* THE TASK *
Start to finish, retype the entries exactly while omitting the pictures.

[Excerpts from a dataset]
╭──
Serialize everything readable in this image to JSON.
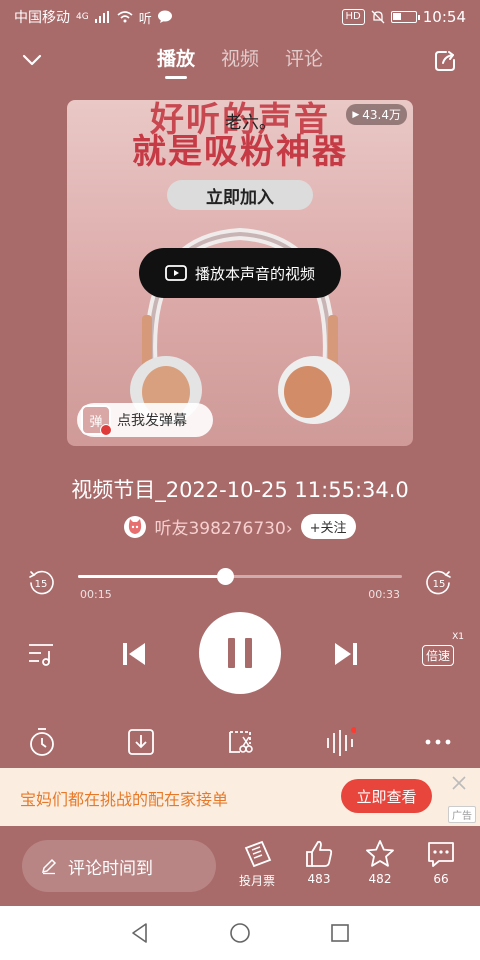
{
  "status_bar": {
    "carrier": "中国移动",
    "network": "4G",
    "extra_icons": "",
    "hd": "HD",
    "time": "10:54"
  },
  "header": {
    "tabs": [
      {
        "label": "播放",
        "active": true
      },
      {
        "label": "视频",
        "active": false
      },
      {
        "label": "评论",
        "active": false
      }
    ]
  },
  "cover": {
    "promo_line1": "好听的声音",
    "promo_line2": "就是吸粉神器",
    "overlay_user": "老六。",
    "join_button": "立即加入",
    "play_count": "43.4万",
    "video_pill_label": "播放本声音的视频",
    "danmu_icon": "弹",
    "danmu_label": "点我发弹幕"
  },
  "track": {
    "title": "视频节目_2022-10-25 11:55:34.0",
    "author": "听友398276730",
    "author_chevron": "›",
    "follow_label": "+关注"
  },
  "player": {
    "current_time": "00:15",
    "total_time": "00:33",
    "progress": 0.455,
    "skip_back_seconds": "15",
    "skip_forward_seconds": "15",
    "speed_label": "倍速",
    "speed_value": "X1"
  },
  "ad": {
    "text": "宝妈们都在挑战的配在家接单",
    "button_label": "立即查看",
    "tag": "广告"
  },
  "bottom": {
    "comment_placeholder": "评论时间到",
    "monthly_ticket_label": "投月票",
    "likes": "483",
    "favorites": "482",
    "comments": "66"
  },
  "colors": {
    "background": "#a96a6a",
    "ad_button": "#e8463d",
    "ad_text": "#e77a2a",
    "ad_background": "#fbeee0"
  }
}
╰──
* SOLUTION TO THE PROBLEM *
Serialize everything readable in this image to JSON.
{
  "status_bar": {
    "carrier": "中国移动",
    "network": "4G",
    "extra_icons": "",
    "hd": "HD",
    "time": "10:54"
  },
  "header": {
    "tabs": [
      {
        "label": "播放",
        "active": true
      },
      {
        "label": "视频",
        "active": false
      },
      {
        "label": "评论",
        "active": false
      }
    ]
  },
  "cover": {
    "promo_line1": "好听的声音",
    "promo_line2": "就是吸粉神器",
    "overlay_user": "老六。",
    "join_button": "立即加入",
    "play_count": "43.4万",
    "video_pill_label": "播放本声音的视频",
    "danmu_icon": "弹",
    "danmu_label": "点我发弹幕"
  },
  "track": {
    "title": "视频节目_2022-10-25 11:55:34.0",
    "author": "听友398276730",
    "author_chevron": "›",
    "follow_label": "+关注"
  },
  "player": {
    "current_time": "00:15",
    "total_time": "00:33",
    "progress": 0.455,
    "skip_back_seconds": "15",
    "skip_forward_seconds": "15",
    "speed_label": "倍速",
    "speed_value": "X1"
  },
  "ad": {
    "text": "宝妈们都在挑战的配在家接单",
    "button_label": "立即查看",
    "tag": "广告"
  },
  "bottom": {
    "comment_placeholder": "评论时间到",
    "monthly_ticket_label": "投月票",
    "likes": "483",
    "favorites": "482",
    "comments": "66"
  },
  "colors": {
    "background": "#a96a6a",
    "ad_button": "#e8463d",
    "ad_text": "#e77a2a",
    "ad_background": "#fbeee0"
  }
}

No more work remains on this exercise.